In the year since GIA began publishing the QAB modules online, the pages have drawn nearly 30,000 views. For Bev Hori, GIA’s senior vice president of education and chief learning officer, those numbers signal a high level of interest among trade members to embrace methods that can improve jewellery manufacturing and workmanship, and the industry as a whole.
“We felt that it was important to share what was working so well in GIA classrooms,” Hori says. “GIA’s Quality Assurance Benchmarks have been an effective tool for our students and instructors, and providing them as a resource is a way to share that knowledge and experience with the trade. It is also a meaningful way in which we can help to fulfil the Institute’s mission of ensuring the public trust in gems and jewellery.”
Brehmer believes that the impact of systemising quality assurance will be far-reaching.
“Everyone benefits from a well-made piece of jewellery: the manufacturer, the retailer, the jeweller and the consumer,” she says. “It takes no more time to make a well-engineered jewellery item than it does a poorly engineered one. The key is valuing – and knowing – how to make quality jewellery that will last.”

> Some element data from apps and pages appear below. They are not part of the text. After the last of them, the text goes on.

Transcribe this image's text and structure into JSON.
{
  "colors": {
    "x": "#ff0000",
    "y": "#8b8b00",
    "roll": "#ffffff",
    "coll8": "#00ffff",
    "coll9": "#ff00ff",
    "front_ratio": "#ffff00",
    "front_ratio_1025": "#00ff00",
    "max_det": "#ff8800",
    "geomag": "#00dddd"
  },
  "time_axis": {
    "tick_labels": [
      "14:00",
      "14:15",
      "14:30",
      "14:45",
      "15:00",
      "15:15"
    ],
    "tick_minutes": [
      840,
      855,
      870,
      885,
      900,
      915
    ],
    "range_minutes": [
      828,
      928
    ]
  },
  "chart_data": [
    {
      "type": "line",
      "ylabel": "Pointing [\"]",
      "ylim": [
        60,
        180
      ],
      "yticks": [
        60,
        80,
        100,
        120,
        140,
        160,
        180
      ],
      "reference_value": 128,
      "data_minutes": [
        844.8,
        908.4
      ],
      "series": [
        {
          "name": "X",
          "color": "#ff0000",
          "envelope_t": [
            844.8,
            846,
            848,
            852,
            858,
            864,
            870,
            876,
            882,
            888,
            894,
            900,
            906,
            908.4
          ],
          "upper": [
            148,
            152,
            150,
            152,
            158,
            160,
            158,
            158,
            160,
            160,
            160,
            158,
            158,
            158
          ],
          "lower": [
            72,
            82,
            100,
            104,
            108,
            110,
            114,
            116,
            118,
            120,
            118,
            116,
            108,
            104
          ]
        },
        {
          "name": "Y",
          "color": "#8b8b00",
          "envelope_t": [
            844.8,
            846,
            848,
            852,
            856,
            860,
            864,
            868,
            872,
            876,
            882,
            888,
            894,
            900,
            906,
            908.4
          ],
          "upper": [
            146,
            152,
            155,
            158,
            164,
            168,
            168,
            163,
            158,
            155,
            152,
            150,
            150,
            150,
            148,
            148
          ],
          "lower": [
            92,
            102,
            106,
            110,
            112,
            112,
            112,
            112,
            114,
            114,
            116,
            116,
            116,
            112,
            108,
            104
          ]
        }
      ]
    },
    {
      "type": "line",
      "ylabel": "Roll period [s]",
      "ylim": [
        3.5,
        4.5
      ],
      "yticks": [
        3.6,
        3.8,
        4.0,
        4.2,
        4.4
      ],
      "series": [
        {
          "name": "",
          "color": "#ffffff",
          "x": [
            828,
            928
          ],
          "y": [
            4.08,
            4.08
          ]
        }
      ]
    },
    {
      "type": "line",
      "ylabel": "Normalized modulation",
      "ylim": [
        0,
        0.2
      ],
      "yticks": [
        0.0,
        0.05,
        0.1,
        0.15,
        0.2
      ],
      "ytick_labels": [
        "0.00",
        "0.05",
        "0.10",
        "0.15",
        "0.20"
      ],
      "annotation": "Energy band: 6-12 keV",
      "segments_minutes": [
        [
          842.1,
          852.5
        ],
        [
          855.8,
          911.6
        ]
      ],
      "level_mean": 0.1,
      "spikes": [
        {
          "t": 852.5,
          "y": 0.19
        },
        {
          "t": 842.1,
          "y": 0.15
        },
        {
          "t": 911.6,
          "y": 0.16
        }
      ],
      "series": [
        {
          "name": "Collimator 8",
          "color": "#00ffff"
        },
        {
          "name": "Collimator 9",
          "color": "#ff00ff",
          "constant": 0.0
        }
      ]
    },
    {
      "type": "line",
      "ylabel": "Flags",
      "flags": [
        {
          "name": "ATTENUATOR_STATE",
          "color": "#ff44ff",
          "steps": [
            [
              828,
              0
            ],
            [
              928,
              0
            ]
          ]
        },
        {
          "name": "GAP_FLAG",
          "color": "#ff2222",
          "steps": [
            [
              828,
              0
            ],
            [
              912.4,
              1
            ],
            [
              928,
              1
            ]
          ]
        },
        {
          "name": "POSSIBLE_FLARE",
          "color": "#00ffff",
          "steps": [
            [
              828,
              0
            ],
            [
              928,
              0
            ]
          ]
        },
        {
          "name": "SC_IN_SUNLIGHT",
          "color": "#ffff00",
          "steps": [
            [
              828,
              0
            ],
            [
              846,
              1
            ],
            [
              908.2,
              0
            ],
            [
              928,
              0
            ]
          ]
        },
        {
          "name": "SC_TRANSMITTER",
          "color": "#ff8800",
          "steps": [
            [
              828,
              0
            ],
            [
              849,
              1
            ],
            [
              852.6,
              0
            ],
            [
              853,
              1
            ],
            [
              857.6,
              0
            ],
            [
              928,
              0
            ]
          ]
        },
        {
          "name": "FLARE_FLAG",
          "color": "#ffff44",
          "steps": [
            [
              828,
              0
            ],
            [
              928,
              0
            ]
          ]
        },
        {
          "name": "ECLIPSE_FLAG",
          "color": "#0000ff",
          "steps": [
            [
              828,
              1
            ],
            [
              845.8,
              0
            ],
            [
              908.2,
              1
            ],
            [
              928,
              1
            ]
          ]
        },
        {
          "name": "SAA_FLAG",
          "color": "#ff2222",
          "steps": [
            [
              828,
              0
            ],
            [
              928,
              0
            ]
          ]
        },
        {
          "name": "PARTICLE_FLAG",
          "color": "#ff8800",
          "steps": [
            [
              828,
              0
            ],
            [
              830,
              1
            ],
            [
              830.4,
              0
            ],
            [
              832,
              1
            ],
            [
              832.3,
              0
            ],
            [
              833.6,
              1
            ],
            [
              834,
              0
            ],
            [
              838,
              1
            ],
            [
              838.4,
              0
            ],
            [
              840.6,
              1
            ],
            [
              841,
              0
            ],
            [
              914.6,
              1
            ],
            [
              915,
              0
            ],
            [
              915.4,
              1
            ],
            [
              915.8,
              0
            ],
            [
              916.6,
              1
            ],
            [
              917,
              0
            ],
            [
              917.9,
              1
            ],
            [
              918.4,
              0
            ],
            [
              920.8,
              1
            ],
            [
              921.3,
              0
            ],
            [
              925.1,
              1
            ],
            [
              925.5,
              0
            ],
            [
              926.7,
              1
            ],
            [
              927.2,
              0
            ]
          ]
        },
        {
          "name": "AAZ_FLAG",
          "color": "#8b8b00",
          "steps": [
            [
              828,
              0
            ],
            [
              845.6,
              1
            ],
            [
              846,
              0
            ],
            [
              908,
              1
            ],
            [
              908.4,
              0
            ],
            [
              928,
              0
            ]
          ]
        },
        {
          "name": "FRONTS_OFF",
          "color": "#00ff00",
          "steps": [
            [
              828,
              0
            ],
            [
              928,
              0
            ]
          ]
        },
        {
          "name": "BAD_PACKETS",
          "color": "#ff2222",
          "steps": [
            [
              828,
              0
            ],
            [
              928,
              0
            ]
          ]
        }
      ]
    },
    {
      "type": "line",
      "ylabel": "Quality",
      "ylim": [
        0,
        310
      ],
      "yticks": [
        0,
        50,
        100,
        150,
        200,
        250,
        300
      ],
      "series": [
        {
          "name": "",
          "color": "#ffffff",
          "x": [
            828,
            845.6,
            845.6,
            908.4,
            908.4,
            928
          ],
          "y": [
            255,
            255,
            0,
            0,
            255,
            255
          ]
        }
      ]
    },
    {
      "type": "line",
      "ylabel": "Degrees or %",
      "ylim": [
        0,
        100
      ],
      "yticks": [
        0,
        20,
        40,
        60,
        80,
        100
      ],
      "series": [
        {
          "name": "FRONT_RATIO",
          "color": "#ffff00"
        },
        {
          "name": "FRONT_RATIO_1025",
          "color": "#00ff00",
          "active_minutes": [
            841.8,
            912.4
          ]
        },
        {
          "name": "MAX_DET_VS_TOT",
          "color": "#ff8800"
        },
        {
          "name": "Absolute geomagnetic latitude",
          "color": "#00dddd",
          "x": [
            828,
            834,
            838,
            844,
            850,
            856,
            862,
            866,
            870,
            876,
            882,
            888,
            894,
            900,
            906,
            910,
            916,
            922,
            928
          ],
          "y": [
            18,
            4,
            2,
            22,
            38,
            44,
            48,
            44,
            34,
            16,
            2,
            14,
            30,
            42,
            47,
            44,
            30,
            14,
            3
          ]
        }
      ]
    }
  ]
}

Jaime Kautsky, a contributing writer, is a GIA Diamonds Graduate and GIA AJP and was an associate editor of The Loupe magazine.